I had a lot of difficulty imagining a future as I sat in the jet, heading “home” to my wife and our meditation practice. I had no idea what stage or grade my breast cancer was. I only knew that, as a man, it was rare and poorly understood. And so, with nothing that really felt certain at that moment, my thoughts turned to my wife.
I felt that there was a strong possibility that I could die from the disease. But what of her? We had no real home. I had retired. No real savings except for what the sale of our home had brought. Where would she go? How would she manage?
The possibilities were unclear to me. Time had come to a standstill, and along with it, the future seemed frozen too.
As I sat on the big jet, flying me back to my temporary home, I tried to chip away at all of the possibilities that lay ahead. It was impossible. I had no control and very little information by which to make assumptions regarding the rest of my life.

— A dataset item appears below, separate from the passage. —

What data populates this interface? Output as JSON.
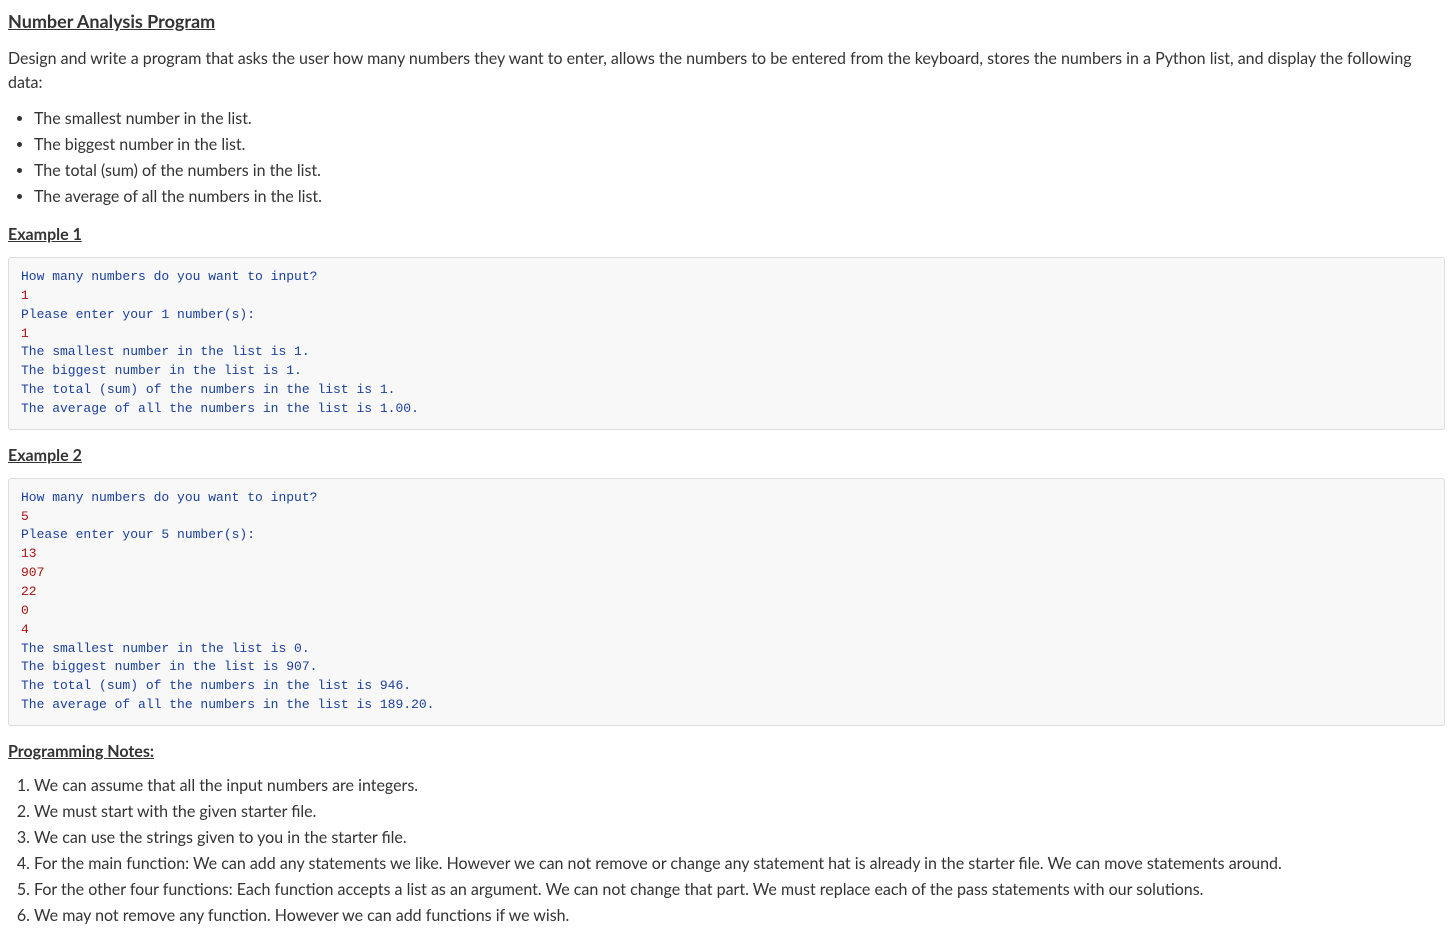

Looking back on those days in May of 2014, I can see that the effect of my life slowing down was a process of self-preservation. The slowness, the uncertainty, the long hours were giving me the opportunity to practice my meditation and to remember how thoughts, good or bad, can so often hijack us. Simply put, I didn’t know how much time I had left, so it did little good to struggle to find more of it.
The matter at hand, it seemed to me, was to find some stability in a very unstable future. As I looked deeply at what was underneath my feeling of timelessness, I realized that my biggest fear was that I would die and leave my wife “homeless” in a sense. I know all too well how this feels as my first wife died of ovarian cancer at the age of 47 and I was left a “widower,” in a very big world with a very limited view of what was possible.
Now, though, I realized that if we simply had a spot to call home, I would be absolutely capable of dying with the knowledge that she would have her own place to live, carry on and find peace anew.
After my mastectomy, and after our final day at the Palolo Zen Center, we flew back to the mainland and had our vehicle shipped back as well. We embarked on a 4,000 mile car trip to some of the nation’s most spectacular national parks as we began our search for a place to call home.
We bought a brand-new home in Vail, Arizona. As of today, we’ve been here, and I’ve been living with breast cancer, for four years now. I seem to be doing well. But the only thing I know with any certainty is that the minute we picked up the keys to this new house and moved in, along with two frisky kittens, my life of uncertainty thawed out, and time began once more